As the current Chief of Staff for Emerald Youth Foundation, Hopper feels like she is home. “I am very proud of where I came from,” said Hopper. “I am proud to be from Knoxville and to have attended Fulton High School. The fact that I grew up in the neighborhoods we serve at Emerald greatly influences my work. There is no substitute for having actually been in the very same school hallways and ballfields where our Emerald kids are now. Having that experience to draw upon gives me a better understanding and perspective than some. I am very grateful for that.”

Hopper never wastes an opportunity to experience all that her hometown has to offer. She loves the proximity to the Great Smoky Mountains National Park and visits as often as she can. She also appreciates all the activities that the city itself provides. “I love visiting downtown, exploring the vibrant arts scene and eating at all the fantastic restaurants,” she stated. “There is also a generous business community, as well as great citizens and leaders who make all this happen. Overall, Knoxville is a great place to live and work.”

In looking to the future of the city she loves, Hopper sees the potential centering around the ability to continue with innovative thinking. “There has been so much success in our area, from business recruitment and retention to progress made in education,” she explained. “It would be easy to get comfortable with the way things are, but in order to progress, we will continue to need leaders who are willing to think creatively, look at data objectively and pursue ideas that are calculated and thoughtful. I believe the Knoxville we leave our children depends on our ability and willingness to do just that.”

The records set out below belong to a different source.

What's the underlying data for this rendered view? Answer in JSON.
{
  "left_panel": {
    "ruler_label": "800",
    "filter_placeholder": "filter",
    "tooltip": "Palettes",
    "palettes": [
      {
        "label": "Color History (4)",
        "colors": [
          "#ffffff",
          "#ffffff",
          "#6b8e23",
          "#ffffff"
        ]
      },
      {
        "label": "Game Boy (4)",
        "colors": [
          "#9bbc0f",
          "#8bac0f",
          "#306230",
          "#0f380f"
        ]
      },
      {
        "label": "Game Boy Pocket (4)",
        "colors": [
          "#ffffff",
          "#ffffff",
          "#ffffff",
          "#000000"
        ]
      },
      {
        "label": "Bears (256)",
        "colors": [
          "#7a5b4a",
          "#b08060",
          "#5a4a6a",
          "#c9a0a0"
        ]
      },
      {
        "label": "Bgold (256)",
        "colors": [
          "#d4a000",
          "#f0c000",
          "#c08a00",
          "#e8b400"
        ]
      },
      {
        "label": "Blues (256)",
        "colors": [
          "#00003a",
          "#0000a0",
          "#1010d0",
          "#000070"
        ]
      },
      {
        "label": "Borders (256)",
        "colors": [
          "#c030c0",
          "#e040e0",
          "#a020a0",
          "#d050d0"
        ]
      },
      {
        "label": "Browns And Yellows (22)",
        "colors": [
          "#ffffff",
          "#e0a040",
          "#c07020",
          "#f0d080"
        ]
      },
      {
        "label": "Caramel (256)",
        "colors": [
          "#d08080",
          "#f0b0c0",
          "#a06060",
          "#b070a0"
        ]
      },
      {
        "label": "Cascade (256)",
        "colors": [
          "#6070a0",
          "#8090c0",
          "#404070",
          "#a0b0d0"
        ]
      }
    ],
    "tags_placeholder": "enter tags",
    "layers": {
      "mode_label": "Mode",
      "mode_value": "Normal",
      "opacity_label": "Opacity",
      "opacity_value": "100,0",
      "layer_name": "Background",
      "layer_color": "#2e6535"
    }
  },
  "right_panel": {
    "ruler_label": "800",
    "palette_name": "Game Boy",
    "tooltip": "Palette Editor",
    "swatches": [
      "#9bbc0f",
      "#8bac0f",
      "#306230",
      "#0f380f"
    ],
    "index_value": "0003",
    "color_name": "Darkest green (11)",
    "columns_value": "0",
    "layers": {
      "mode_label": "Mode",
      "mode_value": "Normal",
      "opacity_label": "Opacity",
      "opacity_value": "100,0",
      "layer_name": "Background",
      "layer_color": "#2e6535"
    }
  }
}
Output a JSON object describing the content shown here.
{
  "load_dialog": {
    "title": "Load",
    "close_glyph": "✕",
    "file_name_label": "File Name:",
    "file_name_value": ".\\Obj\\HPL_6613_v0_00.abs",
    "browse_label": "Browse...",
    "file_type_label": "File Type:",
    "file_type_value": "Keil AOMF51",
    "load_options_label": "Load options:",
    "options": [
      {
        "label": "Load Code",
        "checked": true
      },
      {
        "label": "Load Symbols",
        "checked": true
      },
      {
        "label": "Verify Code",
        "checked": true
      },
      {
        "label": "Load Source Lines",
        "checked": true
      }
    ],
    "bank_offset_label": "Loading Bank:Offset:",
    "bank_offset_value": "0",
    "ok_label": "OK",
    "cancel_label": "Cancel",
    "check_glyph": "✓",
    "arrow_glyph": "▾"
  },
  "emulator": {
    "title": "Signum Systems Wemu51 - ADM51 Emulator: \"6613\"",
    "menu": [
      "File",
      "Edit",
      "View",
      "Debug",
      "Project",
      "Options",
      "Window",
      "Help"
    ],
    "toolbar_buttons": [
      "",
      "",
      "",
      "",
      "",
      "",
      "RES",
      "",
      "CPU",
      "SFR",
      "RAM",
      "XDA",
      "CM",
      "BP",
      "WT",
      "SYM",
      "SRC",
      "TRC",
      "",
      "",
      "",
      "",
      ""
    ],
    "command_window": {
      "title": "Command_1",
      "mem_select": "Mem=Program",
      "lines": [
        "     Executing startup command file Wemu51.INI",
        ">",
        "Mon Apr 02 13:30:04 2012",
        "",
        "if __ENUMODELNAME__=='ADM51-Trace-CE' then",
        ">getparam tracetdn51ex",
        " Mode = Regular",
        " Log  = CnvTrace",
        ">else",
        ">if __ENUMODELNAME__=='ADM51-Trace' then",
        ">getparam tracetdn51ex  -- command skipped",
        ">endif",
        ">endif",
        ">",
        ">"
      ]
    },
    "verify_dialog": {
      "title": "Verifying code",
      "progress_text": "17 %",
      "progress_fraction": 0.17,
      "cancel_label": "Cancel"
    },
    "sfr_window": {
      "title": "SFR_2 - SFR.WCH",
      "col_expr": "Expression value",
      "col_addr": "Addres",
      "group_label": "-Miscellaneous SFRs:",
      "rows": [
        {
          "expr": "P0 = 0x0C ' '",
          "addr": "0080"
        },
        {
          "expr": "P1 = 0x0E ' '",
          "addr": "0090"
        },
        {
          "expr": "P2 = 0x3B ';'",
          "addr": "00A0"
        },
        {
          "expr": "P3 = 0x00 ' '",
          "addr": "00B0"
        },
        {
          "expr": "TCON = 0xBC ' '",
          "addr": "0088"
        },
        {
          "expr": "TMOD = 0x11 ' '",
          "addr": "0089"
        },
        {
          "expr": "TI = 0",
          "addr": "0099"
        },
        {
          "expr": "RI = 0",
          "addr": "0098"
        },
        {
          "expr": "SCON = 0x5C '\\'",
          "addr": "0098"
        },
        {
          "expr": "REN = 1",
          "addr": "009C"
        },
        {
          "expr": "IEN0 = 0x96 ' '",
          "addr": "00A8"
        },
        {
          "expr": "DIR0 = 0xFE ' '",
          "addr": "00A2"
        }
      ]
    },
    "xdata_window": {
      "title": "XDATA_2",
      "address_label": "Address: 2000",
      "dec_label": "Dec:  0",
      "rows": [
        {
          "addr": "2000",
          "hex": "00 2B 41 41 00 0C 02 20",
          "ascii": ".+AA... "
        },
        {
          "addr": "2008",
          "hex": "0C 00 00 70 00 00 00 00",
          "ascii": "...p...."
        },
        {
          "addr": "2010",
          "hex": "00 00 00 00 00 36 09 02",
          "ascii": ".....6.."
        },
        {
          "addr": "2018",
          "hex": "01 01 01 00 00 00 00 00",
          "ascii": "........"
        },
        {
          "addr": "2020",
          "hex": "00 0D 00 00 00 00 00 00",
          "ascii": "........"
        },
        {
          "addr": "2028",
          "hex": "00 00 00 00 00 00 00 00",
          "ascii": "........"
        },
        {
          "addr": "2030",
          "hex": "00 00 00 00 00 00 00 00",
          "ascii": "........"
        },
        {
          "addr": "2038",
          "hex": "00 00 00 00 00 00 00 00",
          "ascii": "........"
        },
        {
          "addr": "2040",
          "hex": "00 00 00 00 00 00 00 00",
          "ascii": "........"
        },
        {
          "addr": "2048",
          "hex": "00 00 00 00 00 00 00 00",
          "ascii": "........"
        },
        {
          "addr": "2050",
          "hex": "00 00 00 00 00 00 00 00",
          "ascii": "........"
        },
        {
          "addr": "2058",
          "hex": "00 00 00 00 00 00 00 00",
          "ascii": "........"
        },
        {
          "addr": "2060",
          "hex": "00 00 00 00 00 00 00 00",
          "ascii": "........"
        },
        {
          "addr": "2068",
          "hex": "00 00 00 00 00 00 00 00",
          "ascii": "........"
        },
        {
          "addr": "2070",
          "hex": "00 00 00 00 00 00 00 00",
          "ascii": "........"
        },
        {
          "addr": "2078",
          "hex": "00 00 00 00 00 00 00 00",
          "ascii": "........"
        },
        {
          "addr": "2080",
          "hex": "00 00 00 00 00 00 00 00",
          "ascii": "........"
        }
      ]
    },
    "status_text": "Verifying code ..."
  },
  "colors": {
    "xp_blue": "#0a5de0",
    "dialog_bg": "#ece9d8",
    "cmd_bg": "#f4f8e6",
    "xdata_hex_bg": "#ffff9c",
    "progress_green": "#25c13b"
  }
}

More Stories

  • Editor's Letter

    If it were a normal April, I’d wish everyone a happy spring and rhapsodize over the forsythia, dogwoods, redbuds, jonquils and tulips that never fail to lift my spirits. But this is not a normal April. We’re dealing with things that seemed unimaginable just a month or so ago. And it’s hard to predict what next week or next month may bring. Read More
  • Downtown Knoxville Alliance Helps Prospective Residents Explore Options

    Developers have started construction on a combined 420 new residential units in Downtown Knoxville, signaling continued housing demand within the central business district, which is a 0.67-square-mile area in the city’s core. The new rental and purchase options will push the district’s housing units to more than 2,000, in addition to units in surrounding downtown neighborhoods. Read More
  • The Christman Company Acquires Medco Construction

    The Christman Company, a national construction management and real estate development firm based in Lansing, Michigan, and with an office in Knoxville, Tennessee, has acquired MEDCO Construction in Texas. The acquisition allows Christman, which also has an office in Grapevine, Texas, to expand its construction services and sets the stage for growth in Texas and surrounding areas. Read More
  • Johnson Architecture Project Chesapeake's West Earns Keep Knoxville Beautiful Award

    Chesapeake’s West, designed by Johnson Architecture, has earned a 2020 Keep Knoxville Beautiful Orchids Award for the transformation of a tire center into a modern, nautical dining experience. To accomplish their vision, the owners, Copper Cellar Family of Restaurants, collaborated with longtime partner Johnson Architecture to artfully remake the cinder block building into a 17,600-square-foot restaurant and event space. Read More